Listed records

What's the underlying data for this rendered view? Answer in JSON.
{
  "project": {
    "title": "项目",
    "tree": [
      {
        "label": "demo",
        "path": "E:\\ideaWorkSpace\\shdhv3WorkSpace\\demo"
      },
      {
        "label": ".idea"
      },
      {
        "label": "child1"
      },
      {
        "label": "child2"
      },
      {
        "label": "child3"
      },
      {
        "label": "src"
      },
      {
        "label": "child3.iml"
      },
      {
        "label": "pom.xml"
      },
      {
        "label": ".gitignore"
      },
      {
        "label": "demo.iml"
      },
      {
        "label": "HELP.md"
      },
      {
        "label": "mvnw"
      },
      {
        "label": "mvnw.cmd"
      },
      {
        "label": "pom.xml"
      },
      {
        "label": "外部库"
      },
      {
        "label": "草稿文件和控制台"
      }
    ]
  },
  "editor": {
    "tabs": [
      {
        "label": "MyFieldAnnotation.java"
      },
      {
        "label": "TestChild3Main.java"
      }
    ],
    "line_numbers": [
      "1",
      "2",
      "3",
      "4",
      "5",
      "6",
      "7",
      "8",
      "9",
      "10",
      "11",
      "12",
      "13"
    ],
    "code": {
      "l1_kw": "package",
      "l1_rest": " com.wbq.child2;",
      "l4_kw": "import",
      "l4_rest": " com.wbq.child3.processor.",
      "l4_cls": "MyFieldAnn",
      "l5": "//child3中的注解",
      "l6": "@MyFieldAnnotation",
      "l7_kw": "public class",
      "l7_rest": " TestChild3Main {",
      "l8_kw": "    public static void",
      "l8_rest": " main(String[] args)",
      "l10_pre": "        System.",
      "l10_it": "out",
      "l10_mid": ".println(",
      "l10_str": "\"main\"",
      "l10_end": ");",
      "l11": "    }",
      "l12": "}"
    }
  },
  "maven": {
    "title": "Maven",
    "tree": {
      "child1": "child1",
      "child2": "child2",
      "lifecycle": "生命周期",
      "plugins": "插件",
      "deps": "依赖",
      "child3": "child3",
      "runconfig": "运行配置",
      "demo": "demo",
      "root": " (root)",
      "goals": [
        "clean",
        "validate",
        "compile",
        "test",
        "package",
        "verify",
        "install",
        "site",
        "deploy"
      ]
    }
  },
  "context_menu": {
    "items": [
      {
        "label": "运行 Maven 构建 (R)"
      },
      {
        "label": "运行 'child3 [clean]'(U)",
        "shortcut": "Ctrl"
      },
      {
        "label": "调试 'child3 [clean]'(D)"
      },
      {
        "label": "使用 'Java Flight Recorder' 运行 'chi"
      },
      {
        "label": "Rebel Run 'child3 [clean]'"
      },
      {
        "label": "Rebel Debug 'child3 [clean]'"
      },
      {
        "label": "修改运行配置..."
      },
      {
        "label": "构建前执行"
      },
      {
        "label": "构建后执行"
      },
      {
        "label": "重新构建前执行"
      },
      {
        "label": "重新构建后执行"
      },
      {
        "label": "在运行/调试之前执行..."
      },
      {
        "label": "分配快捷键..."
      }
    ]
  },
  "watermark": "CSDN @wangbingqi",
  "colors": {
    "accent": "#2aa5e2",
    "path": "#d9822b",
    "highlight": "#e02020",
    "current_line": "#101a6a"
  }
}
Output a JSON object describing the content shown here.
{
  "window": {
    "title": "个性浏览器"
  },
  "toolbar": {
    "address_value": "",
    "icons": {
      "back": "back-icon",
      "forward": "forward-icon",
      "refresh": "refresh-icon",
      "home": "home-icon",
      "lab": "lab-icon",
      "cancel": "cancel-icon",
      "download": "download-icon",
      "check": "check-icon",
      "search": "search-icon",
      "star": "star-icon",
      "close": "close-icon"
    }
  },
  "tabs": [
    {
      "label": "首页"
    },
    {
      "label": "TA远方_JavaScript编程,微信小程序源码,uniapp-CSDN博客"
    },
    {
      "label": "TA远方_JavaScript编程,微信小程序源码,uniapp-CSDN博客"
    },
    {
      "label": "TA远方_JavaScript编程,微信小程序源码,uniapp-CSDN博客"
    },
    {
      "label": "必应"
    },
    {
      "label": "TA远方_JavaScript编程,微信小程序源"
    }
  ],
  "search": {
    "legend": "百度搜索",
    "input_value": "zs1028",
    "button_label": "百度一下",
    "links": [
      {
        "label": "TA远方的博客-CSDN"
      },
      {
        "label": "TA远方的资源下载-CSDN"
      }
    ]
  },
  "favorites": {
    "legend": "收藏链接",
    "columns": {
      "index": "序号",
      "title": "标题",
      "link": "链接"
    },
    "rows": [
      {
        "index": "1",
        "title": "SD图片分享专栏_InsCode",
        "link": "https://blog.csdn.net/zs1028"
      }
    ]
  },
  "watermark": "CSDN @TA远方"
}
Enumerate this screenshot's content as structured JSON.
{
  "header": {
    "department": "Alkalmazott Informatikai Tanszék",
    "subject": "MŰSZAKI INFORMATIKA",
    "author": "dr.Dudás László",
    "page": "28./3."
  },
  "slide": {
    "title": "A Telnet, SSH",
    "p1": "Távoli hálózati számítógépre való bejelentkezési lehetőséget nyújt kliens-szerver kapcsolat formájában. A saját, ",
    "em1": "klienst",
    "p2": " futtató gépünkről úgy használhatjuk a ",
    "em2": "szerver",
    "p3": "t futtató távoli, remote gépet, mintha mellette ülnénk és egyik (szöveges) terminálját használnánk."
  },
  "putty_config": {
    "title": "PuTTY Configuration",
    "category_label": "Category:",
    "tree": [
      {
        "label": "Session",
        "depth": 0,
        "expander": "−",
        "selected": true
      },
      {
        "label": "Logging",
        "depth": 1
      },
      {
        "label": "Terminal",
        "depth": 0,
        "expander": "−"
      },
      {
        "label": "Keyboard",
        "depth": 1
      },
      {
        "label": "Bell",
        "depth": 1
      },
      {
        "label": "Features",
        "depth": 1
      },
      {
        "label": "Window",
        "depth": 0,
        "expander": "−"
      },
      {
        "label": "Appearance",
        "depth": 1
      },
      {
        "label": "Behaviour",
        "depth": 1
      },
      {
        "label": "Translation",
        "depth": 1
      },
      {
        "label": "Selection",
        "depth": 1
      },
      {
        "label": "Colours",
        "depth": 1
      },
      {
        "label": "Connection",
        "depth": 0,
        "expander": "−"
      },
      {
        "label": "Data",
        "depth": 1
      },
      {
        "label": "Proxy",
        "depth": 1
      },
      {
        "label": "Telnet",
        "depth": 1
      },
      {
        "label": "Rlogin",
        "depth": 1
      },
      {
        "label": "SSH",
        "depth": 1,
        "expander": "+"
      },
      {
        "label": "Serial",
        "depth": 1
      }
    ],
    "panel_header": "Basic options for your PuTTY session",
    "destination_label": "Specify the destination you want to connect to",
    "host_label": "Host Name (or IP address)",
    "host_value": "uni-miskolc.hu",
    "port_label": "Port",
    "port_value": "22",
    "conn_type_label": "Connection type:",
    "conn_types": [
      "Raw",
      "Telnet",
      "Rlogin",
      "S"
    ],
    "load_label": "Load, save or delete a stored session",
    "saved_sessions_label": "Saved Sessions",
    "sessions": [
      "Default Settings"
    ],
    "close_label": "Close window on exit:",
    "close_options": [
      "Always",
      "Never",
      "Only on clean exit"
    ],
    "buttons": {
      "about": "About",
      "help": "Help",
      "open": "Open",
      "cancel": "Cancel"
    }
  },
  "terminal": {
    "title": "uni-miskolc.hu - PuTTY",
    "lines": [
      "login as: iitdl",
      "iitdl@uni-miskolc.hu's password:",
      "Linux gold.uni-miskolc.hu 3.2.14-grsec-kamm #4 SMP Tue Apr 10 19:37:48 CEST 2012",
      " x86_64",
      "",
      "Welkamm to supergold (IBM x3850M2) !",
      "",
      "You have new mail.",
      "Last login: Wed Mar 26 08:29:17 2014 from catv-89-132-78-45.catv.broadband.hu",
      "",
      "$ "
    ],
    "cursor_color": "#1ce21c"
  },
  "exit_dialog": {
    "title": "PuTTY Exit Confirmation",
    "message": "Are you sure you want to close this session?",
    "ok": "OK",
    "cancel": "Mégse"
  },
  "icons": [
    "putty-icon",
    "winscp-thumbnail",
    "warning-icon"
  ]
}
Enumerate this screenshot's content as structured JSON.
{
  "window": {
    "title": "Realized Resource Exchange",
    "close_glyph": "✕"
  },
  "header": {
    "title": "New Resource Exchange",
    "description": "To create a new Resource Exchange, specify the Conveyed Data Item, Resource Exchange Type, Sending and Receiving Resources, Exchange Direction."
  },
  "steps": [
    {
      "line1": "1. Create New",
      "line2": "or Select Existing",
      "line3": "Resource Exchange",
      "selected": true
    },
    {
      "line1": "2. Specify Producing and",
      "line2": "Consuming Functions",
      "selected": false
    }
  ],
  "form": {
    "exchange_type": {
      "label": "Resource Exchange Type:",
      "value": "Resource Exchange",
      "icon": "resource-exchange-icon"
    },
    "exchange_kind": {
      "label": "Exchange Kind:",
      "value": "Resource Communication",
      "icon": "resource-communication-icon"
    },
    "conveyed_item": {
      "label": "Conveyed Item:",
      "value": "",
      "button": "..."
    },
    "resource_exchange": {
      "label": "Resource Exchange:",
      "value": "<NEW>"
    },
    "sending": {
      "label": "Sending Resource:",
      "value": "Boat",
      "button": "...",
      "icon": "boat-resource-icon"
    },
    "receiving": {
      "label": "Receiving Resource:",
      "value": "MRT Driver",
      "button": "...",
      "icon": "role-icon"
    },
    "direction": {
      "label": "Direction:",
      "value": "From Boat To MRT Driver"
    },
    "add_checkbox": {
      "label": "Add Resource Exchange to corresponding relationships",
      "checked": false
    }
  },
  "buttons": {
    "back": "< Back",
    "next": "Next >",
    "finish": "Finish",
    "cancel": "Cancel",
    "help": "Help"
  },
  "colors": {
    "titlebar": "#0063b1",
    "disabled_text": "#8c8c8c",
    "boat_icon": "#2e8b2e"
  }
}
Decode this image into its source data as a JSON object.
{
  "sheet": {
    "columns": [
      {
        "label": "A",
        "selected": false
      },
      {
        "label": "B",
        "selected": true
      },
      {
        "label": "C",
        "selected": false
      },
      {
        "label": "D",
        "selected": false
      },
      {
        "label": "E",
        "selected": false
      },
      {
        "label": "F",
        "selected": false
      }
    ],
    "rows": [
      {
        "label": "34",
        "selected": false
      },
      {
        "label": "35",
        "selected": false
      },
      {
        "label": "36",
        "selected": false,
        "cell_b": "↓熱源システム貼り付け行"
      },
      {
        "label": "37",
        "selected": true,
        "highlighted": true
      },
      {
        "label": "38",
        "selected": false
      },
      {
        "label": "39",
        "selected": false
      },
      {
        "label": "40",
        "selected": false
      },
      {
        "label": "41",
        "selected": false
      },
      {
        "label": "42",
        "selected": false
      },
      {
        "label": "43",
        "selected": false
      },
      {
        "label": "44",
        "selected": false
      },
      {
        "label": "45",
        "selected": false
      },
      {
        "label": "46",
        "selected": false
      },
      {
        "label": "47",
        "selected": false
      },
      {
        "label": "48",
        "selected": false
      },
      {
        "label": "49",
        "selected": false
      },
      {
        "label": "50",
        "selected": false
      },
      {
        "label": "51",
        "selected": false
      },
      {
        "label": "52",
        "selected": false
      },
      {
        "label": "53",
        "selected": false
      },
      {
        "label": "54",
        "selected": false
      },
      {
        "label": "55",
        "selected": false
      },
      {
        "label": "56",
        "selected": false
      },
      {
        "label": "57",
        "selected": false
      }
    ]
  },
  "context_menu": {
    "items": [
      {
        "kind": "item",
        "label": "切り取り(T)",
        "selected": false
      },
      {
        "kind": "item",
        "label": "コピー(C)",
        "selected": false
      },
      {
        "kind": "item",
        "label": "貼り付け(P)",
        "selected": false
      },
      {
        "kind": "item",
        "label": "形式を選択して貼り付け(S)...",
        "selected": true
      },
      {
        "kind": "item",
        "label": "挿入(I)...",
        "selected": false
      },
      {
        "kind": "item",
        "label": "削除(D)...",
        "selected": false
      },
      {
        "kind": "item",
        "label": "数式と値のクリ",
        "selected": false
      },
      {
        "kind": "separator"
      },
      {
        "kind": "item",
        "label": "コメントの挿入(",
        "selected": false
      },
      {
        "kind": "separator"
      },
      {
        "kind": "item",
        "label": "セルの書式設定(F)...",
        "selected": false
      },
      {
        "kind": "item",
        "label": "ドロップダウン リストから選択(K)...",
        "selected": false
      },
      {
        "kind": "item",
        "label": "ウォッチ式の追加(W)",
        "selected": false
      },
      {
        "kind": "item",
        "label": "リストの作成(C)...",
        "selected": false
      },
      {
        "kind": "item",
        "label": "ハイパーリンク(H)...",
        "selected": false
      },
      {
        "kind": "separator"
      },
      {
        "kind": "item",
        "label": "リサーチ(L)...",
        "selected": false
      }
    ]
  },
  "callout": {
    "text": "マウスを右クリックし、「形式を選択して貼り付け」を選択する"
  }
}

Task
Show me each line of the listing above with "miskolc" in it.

Result of this task
    "host_value": "uni-miskolc.hu",
    "title": "uni-miskolc.hu - PuTTY",
      "iitdl@uni-miskolc.hu's password:",
      "Linux gold.uni-miskolc.hu 3.2.14-grsec-kamm #4 SMP Tue Apr 10 19:37:48 CEST 2012",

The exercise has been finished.